- _Problem_
The count of lines below that include the string "Monkey" is the whole answer.

START Recorded data

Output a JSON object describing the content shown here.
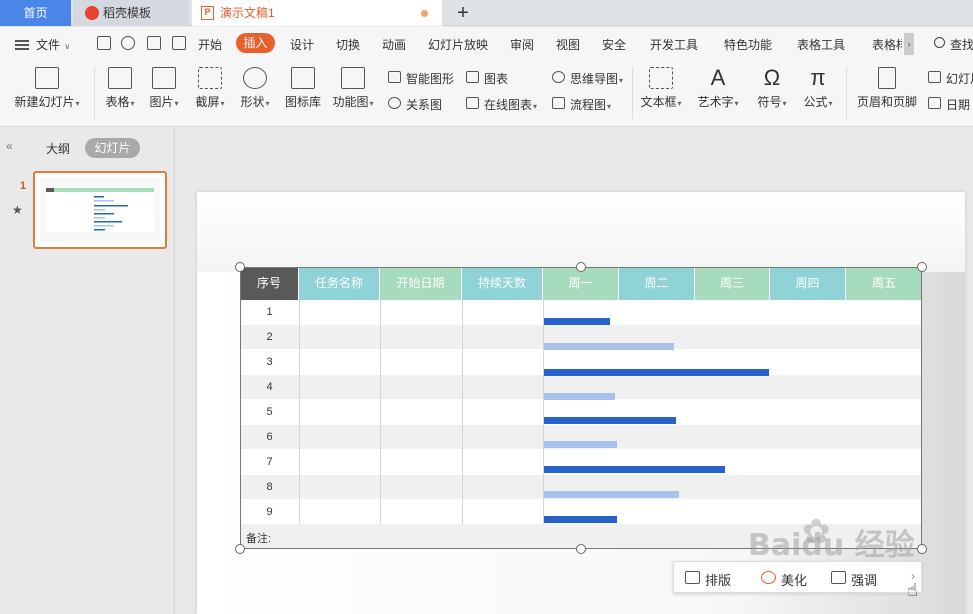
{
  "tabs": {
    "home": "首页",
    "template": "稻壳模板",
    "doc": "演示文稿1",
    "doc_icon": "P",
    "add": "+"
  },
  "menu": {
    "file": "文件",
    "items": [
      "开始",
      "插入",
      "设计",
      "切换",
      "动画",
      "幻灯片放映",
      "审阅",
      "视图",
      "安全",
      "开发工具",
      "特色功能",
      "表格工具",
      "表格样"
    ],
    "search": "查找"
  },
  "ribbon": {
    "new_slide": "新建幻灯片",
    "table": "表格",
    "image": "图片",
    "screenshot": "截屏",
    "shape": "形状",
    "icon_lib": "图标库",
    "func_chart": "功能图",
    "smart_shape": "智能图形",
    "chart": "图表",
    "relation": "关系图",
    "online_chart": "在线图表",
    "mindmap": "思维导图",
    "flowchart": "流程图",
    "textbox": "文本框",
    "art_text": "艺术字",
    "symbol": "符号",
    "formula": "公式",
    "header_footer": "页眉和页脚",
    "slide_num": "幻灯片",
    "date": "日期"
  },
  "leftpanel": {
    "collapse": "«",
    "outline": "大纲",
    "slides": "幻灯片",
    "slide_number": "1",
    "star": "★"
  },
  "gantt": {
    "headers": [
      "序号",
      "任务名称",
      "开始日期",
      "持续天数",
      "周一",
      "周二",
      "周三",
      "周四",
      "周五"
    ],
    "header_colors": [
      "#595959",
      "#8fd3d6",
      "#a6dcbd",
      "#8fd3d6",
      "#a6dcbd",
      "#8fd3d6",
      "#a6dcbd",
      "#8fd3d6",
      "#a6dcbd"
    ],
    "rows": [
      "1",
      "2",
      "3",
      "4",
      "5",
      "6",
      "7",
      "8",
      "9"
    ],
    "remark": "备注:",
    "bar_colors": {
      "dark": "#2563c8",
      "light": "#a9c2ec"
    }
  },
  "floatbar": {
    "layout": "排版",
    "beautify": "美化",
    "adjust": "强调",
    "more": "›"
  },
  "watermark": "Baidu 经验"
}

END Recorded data
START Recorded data

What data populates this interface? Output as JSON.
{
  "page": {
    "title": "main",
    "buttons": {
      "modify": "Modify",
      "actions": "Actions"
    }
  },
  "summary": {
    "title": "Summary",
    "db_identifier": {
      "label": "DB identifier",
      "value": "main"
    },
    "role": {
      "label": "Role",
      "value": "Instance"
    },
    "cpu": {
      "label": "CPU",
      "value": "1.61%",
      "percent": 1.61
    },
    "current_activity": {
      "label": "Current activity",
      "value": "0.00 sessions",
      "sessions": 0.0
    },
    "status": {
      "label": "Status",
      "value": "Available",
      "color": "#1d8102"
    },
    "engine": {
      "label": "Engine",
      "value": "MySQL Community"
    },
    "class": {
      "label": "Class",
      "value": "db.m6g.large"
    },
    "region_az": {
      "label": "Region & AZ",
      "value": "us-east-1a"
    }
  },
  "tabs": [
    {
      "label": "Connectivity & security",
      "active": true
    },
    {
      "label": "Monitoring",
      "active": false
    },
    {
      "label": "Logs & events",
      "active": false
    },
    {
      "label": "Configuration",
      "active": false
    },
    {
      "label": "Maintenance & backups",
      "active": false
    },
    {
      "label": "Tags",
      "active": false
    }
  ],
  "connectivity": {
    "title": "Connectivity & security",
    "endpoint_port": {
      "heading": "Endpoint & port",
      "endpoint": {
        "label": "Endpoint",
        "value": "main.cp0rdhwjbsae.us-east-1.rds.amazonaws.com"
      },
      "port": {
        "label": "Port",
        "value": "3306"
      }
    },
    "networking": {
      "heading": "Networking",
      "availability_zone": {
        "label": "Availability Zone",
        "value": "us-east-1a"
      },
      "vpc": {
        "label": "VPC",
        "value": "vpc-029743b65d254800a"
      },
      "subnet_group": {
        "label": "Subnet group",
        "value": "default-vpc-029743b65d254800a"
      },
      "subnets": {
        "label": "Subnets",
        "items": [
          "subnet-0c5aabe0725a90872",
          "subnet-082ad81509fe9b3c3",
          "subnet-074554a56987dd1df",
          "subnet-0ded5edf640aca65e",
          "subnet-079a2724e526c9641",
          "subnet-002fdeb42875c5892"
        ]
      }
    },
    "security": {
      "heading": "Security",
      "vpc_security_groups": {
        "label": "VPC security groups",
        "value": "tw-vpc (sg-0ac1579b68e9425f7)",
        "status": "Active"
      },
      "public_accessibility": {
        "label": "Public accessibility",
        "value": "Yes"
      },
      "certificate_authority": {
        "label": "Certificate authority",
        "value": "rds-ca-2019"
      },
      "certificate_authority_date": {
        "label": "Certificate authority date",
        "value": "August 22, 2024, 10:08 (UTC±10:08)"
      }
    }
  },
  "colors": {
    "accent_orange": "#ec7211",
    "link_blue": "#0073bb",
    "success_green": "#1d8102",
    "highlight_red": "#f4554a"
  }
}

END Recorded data
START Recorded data

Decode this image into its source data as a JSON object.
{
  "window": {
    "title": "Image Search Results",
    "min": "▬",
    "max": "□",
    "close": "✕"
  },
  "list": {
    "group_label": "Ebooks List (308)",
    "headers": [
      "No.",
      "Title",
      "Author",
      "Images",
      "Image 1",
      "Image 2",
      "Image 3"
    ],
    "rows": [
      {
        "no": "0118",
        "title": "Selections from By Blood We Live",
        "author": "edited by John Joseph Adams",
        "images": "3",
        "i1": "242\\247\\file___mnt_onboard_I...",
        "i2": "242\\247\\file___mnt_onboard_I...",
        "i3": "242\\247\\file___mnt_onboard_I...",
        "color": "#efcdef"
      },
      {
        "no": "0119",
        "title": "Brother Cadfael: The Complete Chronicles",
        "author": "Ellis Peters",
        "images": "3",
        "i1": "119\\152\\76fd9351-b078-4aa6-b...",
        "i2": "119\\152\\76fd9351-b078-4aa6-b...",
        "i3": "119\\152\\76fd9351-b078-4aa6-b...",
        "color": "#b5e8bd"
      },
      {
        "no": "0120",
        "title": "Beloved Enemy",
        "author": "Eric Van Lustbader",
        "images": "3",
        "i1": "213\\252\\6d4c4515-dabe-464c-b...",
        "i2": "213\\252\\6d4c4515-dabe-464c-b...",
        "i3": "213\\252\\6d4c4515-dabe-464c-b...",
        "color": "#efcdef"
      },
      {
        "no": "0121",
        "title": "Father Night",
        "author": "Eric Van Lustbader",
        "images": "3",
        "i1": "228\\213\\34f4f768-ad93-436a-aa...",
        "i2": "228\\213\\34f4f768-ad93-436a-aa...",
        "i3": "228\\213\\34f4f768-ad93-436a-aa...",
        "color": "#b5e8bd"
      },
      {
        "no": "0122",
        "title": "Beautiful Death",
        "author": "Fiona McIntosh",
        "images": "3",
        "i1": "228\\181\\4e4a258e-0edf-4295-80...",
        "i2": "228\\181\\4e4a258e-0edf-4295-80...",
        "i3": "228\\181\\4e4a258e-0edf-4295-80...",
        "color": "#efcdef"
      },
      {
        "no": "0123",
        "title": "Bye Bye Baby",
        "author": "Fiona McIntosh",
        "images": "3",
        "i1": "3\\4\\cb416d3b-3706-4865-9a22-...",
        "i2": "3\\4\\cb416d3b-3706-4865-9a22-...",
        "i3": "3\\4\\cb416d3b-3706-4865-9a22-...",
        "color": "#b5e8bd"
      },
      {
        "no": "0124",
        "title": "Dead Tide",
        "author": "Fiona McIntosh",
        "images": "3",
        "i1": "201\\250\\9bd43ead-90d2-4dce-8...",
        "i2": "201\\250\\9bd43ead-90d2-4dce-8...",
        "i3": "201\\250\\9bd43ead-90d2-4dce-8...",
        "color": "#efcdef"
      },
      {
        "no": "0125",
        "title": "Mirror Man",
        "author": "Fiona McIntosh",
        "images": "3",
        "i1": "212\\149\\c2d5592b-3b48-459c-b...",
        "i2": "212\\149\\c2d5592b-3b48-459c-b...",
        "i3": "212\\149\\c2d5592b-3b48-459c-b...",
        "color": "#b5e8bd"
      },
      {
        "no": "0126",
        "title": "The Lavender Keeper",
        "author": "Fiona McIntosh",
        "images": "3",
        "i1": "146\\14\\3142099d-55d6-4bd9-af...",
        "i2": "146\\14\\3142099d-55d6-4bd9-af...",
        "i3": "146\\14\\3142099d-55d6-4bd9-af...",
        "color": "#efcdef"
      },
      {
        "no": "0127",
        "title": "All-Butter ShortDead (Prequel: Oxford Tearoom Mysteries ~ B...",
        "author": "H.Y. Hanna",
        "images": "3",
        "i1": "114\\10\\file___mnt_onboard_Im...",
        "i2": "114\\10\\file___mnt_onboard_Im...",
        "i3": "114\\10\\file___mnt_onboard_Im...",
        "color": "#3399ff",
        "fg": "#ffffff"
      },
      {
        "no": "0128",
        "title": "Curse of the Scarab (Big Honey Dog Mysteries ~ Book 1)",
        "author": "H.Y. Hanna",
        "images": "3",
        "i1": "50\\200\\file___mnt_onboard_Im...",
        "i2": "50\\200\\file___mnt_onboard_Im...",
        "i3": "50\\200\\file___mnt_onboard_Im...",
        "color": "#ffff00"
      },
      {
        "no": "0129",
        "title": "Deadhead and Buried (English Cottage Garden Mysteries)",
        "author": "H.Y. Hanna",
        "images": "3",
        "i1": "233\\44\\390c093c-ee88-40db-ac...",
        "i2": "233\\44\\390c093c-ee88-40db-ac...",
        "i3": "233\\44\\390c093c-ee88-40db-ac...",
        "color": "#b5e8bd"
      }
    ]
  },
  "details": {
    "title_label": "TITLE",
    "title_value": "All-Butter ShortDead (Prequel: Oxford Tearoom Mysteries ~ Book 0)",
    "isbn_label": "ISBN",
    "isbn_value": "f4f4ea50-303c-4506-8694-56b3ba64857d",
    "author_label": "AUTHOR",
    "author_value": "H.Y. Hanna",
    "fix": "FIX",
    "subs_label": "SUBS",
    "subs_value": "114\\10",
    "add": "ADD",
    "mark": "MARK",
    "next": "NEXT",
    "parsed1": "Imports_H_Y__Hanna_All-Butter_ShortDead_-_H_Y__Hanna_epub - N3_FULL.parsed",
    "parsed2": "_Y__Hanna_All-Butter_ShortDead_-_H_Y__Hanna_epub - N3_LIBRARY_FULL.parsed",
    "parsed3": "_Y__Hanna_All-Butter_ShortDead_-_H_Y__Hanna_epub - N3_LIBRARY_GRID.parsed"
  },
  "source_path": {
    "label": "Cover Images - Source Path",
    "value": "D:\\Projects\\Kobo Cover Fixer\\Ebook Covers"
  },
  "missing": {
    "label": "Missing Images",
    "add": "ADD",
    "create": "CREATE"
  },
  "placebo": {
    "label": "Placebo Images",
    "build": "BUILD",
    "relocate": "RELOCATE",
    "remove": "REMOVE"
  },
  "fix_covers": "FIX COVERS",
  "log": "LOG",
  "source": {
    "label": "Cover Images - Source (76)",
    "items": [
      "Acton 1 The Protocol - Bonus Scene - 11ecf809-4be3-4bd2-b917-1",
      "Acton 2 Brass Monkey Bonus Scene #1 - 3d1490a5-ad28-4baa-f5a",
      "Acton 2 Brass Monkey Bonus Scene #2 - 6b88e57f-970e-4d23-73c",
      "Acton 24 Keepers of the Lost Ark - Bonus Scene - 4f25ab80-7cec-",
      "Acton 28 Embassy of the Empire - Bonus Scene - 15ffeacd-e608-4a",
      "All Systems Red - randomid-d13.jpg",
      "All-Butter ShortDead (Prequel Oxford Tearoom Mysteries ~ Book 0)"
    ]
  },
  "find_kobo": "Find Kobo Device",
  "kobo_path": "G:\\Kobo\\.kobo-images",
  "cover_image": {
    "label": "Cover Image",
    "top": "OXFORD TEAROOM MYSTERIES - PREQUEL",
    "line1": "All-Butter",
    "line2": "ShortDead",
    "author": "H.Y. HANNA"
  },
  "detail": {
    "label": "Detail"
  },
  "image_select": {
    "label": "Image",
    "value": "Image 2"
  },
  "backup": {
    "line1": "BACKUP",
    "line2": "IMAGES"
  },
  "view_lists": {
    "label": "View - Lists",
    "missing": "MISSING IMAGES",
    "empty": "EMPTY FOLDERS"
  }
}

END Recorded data

- _Finished task_
2